Righting the American Dream
Zoom or In-Person event
In this book talk, author Diane Winston explores how after two years in the White House, an aging and increasingly unpopular Ronald Reagan looked like a one-term president, but something changed in 1983. Reagan spoke of his embattled agenda as a spiritual rather than a political project and cast his vision for limited government and market economics as the natural outworking of religious conviction.
In a provocative new history of how the news media facilitated the Reagan Revolution and the rise of the religious Right, Winston reveals how support for Reagan emerged from a new religious vision of American identity circulating in the popular press. The news media broadcast this message with enthusiasm, and white evangelicals rallied to the president’s cause. With their support, Reagan won reelection and continued to dismantle the welfare state, unraveling a political consensus that stood for half a century.
Diane Winston spent over a decade as a journalist and is now associate professor of journalism and Knight Chair in Media and Religion at the University of Southern California. She is the author or editor of several books, including Religion in Los Angeles: Religious Activism, Innovation, and Diversity in the Global City. Her newest book, Righting the American Dream: How the Media Mainstreamed Reagan’s Evangelical Vision, is available through University of Chicago Press.
Small bites and beverages will be provided. RSVP is required. Click here to register
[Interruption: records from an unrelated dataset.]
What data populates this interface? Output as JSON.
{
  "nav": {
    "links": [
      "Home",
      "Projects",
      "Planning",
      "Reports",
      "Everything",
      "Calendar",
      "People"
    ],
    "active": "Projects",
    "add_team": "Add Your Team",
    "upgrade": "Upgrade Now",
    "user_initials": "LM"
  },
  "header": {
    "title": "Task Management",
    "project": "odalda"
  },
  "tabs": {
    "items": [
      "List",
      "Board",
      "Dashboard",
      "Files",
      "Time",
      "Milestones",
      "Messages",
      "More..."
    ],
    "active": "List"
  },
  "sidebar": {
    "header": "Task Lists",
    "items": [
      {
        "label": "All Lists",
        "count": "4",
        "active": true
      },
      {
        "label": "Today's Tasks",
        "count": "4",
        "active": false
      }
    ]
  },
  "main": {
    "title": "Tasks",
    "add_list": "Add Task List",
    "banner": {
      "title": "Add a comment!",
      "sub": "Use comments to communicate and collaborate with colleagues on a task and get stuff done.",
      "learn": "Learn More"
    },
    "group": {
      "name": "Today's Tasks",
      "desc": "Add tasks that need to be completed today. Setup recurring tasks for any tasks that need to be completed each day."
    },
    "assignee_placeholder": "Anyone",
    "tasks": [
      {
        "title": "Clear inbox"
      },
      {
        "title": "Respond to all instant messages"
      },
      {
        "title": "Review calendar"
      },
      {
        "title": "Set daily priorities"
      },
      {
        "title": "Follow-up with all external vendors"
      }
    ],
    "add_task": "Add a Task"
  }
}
Obtain a 30% discount on the book with promocode UCPNEW at the University of Chicago Press website.